ETNA, Maine — Wind gusts cut a six-department fire training exercise short Sunday morning.

Fire crews from Etna, Plymouth, Stetson, Newburgh, Hermon and Levant took part in fire training at 289 West Etna Road, the site of a blaze that took place in July.

“We knew the wind was going to be a factor,” said Etna Deputy Fire Chief Aaron Brown. “We knew there were going to be drafts, we just didn’t know how big.”

Rather than risk injury or spreading the fire, the exercises were cut short, ending before 10:30 a.m.

“We were really hoping to burn it, but better safe than sorry,” said Brown.

Brown said they did start one fire in order to train two new Etna firefighters.

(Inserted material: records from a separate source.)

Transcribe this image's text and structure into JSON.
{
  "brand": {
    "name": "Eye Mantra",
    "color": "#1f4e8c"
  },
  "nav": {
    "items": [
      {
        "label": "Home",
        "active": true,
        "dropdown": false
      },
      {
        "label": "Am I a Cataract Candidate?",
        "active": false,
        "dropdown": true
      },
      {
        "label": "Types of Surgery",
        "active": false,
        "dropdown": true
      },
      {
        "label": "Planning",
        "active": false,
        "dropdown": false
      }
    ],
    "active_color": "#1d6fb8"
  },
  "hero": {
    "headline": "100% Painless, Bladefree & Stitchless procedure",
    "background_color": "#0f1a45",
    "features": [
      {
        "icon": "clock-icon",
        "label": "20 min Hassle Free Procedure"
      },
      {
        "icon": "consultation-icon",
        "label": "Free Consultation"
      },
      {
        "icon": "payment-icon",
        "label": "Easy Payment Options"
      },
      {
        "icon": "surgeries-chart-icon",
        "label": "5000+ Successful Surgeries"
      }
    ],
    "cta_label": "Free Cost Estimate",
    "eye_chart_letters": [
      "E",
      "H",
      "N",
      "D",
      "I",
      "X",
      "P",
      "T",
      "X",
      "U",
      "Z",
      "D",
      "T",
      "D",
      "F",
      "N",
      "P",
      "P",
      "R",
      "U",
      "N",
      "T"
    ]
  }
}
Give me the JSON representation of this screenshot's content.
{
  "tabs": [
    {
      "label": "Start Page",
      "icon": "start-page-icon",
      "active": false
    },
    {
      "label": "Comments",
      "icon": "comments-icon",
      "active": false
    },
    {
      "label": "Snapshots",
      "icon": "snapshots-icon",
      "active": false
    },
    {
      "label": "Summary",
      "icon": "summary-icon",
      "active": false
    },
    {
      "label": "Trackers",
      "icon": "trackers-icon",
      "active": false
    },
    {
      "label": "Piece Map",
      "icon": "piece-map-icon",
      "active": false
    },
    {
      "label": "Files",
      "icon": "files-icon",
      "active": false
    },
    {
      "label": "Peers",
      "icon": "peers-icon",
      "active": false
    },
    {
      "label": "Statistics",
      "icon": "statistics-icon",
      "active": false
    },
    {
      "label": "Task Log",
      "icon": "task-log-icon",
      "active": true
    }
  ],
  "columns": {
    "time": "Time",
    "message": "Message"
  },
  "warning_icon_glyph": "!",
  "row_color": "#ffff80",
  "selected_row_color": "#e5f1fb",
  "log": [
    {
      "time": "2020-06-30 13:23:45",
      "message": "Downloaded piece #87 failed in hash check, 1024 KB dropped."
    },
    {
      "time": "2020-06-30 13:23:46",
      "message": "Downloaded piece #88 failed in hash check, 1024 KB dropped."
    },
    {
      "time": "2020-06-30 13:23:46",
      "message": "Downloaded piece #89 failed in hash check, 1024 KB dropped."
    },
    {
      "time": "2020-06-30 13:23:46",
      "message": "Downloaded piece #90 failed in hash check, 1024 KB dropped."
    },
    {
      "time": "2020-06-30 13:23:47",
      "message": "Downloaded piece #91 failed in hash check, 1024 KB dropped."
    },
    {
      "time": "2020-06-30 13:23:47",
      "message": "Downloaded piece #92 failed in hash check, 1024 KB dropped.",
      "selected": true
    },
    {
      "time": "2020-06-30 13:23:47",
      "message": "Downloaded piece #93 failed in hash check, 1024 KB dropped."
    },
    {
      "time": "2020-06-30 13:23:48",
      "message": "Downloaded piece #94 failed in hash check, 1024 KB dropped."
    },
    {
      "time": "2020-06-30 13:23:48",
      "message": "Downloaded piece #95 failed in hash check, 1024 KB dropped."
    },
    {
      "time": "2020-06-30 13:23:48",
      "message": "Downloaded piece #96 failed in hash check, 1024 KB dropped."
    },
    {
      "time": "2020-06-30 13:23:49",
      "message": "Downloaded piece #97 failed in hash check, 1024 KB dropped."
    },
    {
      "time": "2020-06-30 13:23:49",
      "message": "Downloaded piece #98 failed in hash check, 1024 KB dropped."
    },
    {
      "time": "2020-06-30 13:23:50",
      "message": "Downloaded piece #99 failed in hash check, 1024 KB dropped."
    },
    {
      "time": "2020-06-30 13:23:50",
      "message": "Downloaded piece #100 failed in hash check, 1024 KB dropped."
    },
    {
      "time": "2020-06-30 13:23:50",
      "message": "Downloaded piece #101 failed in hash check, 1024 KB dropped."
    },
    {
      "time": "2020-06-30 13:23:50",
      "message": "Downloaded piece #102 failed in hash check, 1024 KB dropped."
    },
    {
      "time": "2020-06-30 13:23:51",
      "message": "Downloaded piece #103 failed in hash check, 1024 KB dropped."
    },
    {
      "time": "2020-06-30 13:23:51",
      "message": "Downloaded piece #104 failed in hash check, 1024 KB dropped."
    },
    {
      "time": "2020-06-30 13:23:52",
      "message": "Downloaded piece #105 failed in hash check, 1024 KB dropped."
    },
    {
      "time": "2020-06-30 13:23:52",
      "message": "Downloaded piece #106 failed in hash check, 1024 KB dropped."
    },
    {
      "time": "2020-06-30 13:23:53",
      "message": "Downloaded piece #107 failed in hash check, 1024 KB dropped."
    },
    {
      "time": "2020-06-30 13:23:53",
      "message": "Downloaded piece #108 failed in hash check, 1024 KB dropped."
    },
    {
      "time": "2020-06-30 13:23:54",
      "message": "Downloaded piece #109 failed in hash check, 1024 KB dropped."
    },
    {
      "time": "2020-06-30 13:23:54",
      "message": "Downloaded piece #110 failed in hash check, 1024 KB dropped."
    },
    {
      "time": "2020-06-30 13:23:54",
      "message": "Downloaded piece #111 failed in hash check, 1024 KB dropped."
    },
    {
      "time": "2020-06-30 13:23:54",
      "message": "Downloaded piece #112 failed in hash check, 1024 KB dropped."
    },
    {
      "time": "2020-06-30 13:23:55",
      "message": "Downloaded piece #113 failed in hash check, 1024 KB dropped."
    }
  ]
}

“We took them in and let them watch [the fire] build so they could see what it looks like and how it acts,” he said. “We got some training out of it, but not as much as we’d like to.”

It was disappointing, Brown said, that more training wasn’t able to be done because of the gusts.

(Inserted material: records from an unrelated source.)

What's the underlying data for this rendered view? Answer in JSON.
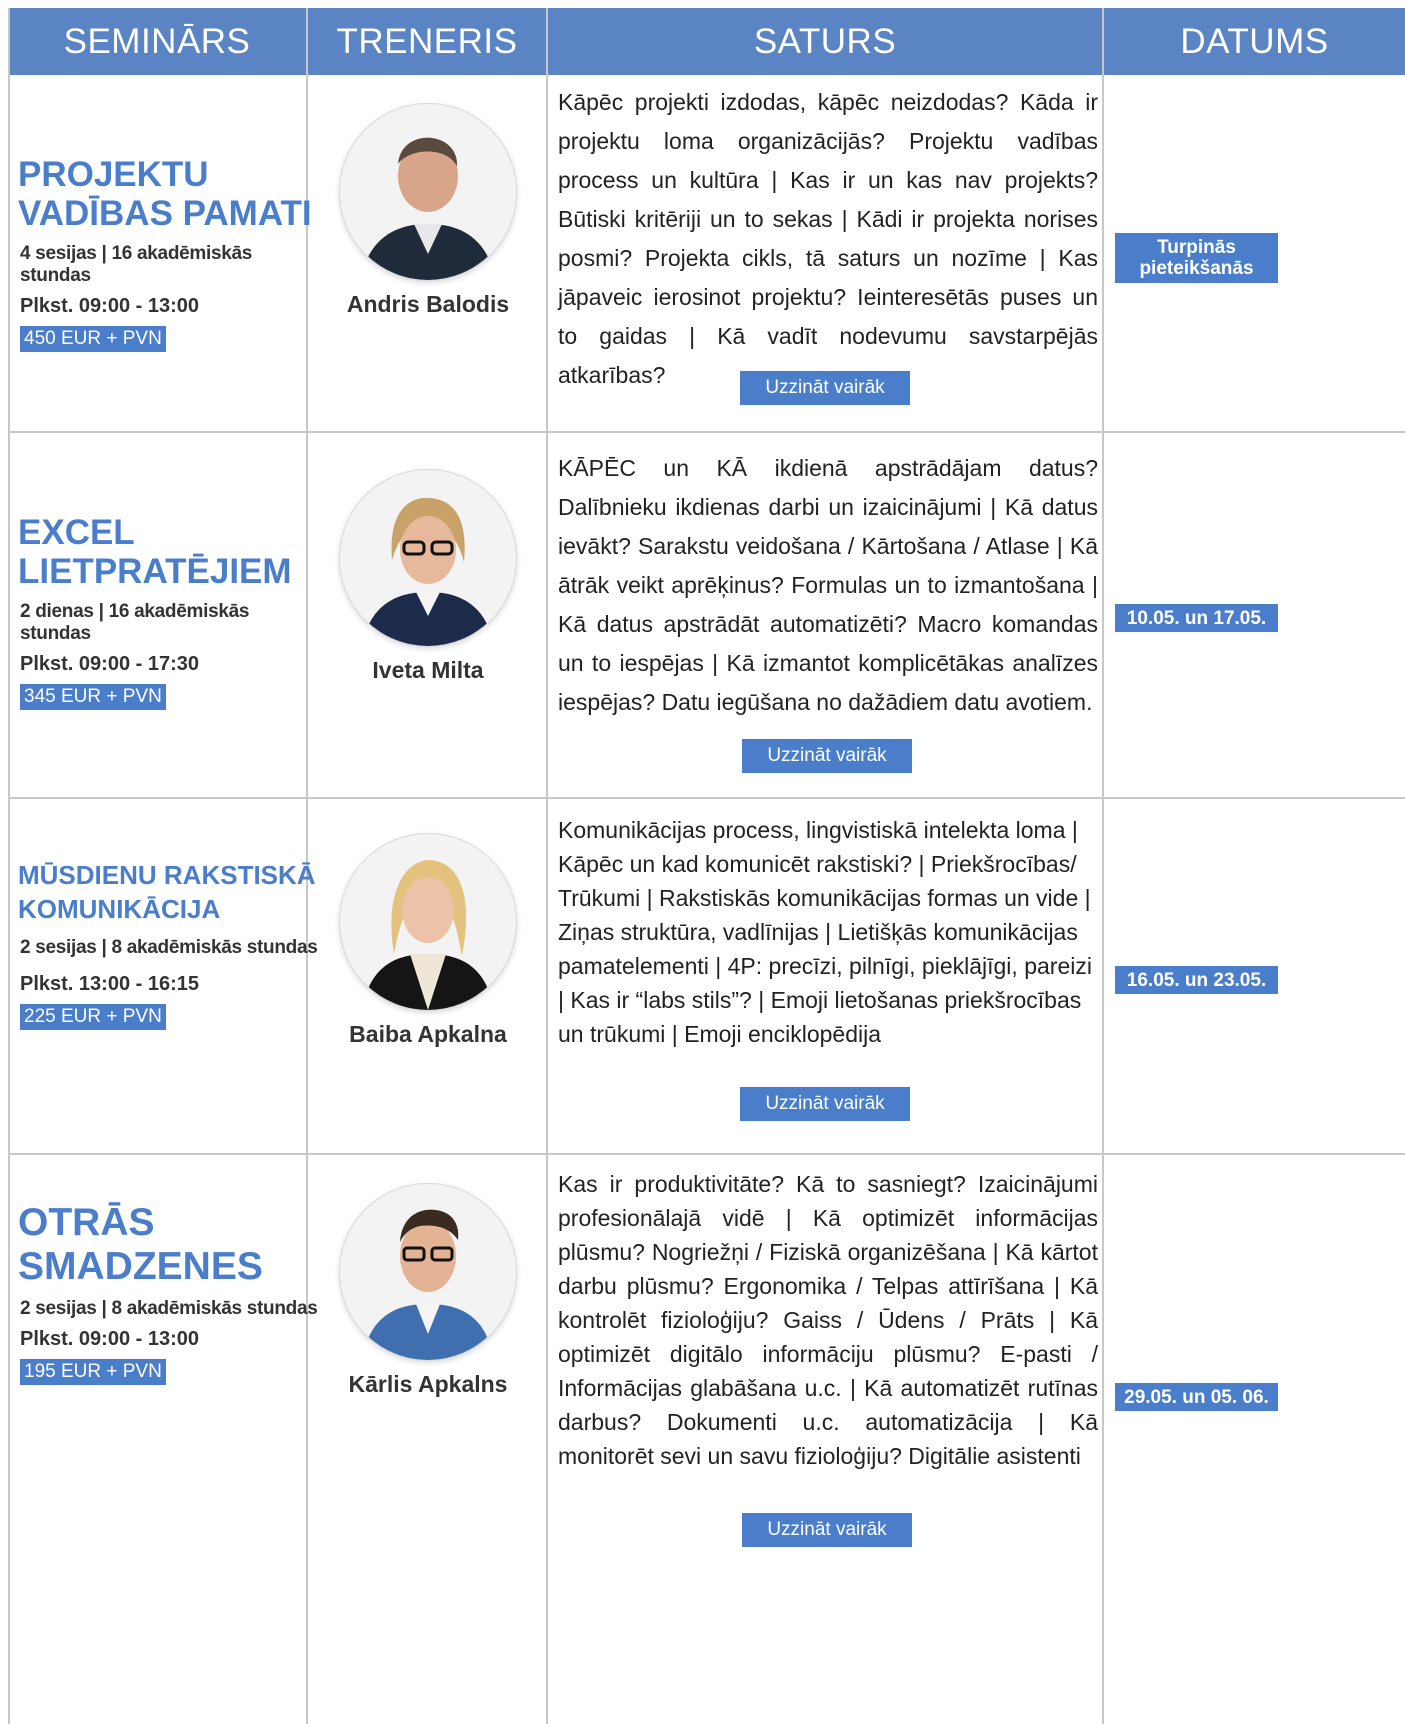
{
  "header": {
    "col1": "SEMINĀRS",
    "col2": "TRENERIS",
    "col3": "SATURS",
    "col4": "DATUMS"
  },
  "rows": [
    {
      "title_lines": [
        "PROJEKTU",
        "VADĪBAS PAMATI"
      ],
      "meta": "4 sesijas | 16 akadēmiskās stundas",
      "time": "Plkst. 09:00 - 13:00",
      "price": "450 EUR + PVN",
      "trainer": "Andris Balodis",
      "content": "Kāpēc projekti izdodas, kāpēc neizdodas? Kāda ir projektu loma organizācijās? Projektu vadības process un kultūra | Kas ir un kas nav projekts? Būtiski kritēriji un to sekas | Kādi ir projekta norises posmi? Projekta cikls, tā saturs un nozīme | Kas jāpaveic ierosinot projektu? Ieinteresētās puses un to gaidas | Kā vadīt nodevumu savstarpējās atkarības?",
      "button": "Uzzināt vairāk",
      "date_lines": [
        "Turpinās",
        "pieteikšanās"
      ]
    },
    {
      "title_lines": [
        "EXCEL",
        "LIETPRATĒJIEM"
      ],
      "meta": "2 dienas | 16 akadēmiskās stundas",
      "time": "Plkst. 09:00 - 17:30",
      "price": "345 EUR + PVN",
      "trainer": "Iveta Milta",
      "content": "KĀPĒC un KĀ ikdienā apstrādājam datus? Dalībnieku ikdienas darbi un izaicinājumi | Kā datus ievākt? Sarakstu veidošana / Kārtošana / Atlase | Kā ātrāk veikt aprēķinus? Formulas un to izmantošana | Kā datus apstrādāt automatizēti? Macro komandas un to iespējas | Kā izmantot komplicētākas analīzes iespējas? Datu iegūšana no dažādiem datu avotiem.",
      "button": "Uzzināt vairāk",
      "date_lines": [
        "10.05. un 17.05."
      ]
    },
    {
      "title_lines": [
        "MŪSDIENU RAKSTISKĀ",
        "KOMUNIKĀCIJA"
      ],
      "meta": "2 sesijas | 8 akadēmiskās stundas",
      "time": "Plkst. 13:00 - 16:15",
      "price": "225 EUR + PVN",
      "trainer": "Baiba Apkalna",
      "content": "Komunikācijas process, lingvistiskā intelekta loma | Kāpēc un kad komunicēt rakstiski? | Priekšrocības/ Trūkumi | Rakstiskās komunikācijas formas un vide | Ziņas struktūra, vadlīnijas | Lietišķās komunikācijas pamatelementi | 4P: precīzi, pilnīgi, pieklājīgi, pareizi | Kas ir “labs stils”? | Emoji lietošanas priekšrocības un trūkumi | Emoji enciklopēdija",
      "button": "Uzzināt vairāk",
      "date_lines": [
        "16.05. un 23.05."
      ]
    },
    {
      "title_lines": [
        "OTRĀS",
        "SMADZENES"
      ],
      "meta": "2 sesijas | 8 akadēmiskās stundas",
      "time": "Plkst. 09:00 - 13:00",
      "price": "195 EUR + PVN",
      "trainer": "Kārlis Apkalns",
      "content": "Kas ir produktivitāte? Kā to sasniegt? Izaicinājumi profesionālajā vidē | Kā optimizēt informācijas plūsmu? Nogriežņi / Fiziskā organizēšana | Kā kārtot darbu plūsmu? Ergonomika / Telpas attīrīšana | Kā kontrolēt fizioloģiju? Gaiss / Ūdens / Prāts | Kā optimizēt digitālo informāciju plūsmu? E-pasti / Informācijas glabāšana u.c. | Kā automatizēt rutīnas darbus? Dokumenti u.c. automatizācija | Kā monitorēt sevi un savu fizioloģiju? Digitālie asistenti",
      "button": "Uzzināt vairāk",
      "date_lines": [
        "29.05. un 05. 06."
      ]
    }
  ]
}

“It’s kind of depressing that we didn’t get to do more fires, especially with the number of resources we had come out today,” said the deputy chief. “Everyone’s being real good about it. I can’t thank them enough.”

Training was originally scheduled for last weekend, but Brown said he was unable to get enough crews to participate.

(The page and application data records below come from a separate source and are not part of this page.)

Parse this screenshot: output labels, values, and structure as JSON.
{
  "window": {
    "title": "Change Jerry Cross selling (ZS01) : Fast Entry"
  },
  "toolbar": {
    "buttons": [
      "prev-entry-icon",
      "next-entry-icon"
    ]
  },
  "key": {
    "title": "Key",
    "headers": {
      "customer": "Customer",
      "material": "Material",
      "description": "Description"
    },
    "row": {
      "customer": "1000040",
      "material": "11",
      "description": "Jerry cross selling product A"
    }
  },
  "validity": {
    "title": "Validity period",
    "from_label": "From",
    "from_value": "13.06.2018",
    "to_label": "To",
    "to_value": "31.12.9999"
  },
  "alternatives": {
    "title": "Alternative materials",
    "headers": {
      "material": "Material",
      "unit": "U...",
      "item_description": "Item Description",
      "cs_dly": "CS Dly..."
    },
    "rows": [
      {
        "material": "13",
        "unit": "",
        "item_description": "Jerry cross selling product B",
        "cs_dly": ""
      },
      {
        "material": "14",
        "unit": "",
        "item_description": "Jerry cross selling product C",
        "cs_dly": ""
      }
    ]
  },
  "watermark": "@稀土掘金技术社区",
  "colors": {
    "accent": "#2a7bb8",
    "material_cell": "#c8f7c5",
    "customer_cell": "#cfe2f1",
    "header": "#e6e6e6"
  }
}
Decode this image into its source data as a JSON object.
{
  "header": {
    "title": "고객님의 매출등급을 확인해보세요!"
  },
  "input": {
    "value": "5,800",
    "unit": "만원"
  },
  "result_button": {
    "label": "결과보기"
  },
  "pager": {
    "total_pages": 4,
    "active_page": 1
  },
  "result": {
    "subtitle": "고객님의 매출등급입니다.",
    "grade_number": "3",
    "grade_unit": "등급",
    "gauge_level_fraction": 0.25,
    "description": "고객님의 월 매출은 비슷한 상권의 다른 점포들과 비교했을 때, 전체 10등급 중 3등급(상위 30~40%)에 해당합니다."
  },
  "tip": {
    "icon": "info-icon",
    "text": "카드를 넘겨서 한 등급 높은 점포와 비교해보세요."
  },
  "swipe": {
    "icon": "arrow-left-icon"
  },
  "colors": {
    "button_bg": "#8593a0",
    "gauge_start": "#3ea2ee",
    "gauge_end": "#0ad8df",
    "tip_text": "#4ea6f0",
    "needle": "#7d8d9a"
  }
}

“It’s hard right now to get the volunteers to come out on a Sunday or Saturday and spend eight or more hours doing this,” he said, adding that his crew left the station at 7 a.m. and had planned on being there until 7 p.m. if the weather cooperated.

On July 23, crews from 13 communities responded to a fire at 289 West Etna Road. At the time, Brown said it was the most widespread response to a structure fire in Etna’s history.

Brown said it’s an extensive process in order to use a privately-owned building for fire training.

“We have to get paperwork from the insurance company that says it’s no longer under insurance or it’s already been taken care of,” Brown said. “The homeowner writes a form out saying that we are here to burn it or demolish it.”

Crews also have to rebuild the interior in order to replicate a typical fire response scenario.

“We have to come in and build it and make sure all the rooms are ready to go,” said Brown.

Plywood and drywall are often donated to the departments, he said.

Etna Fire Department previously used a house just a mile down the road for similar training. Brown said the owners planned to demolish it, but instead donated it to the department.

“We trained in that for about a month. We did 28 fires in it, right back to back,” he said. “The building held up great.”

The home the crews are at on Sunday wasn’t as ideal, said Brown, but he planned on getting five or six training fires out of it in one day.

The firefighters will try the training again after snow is on the ground, he said.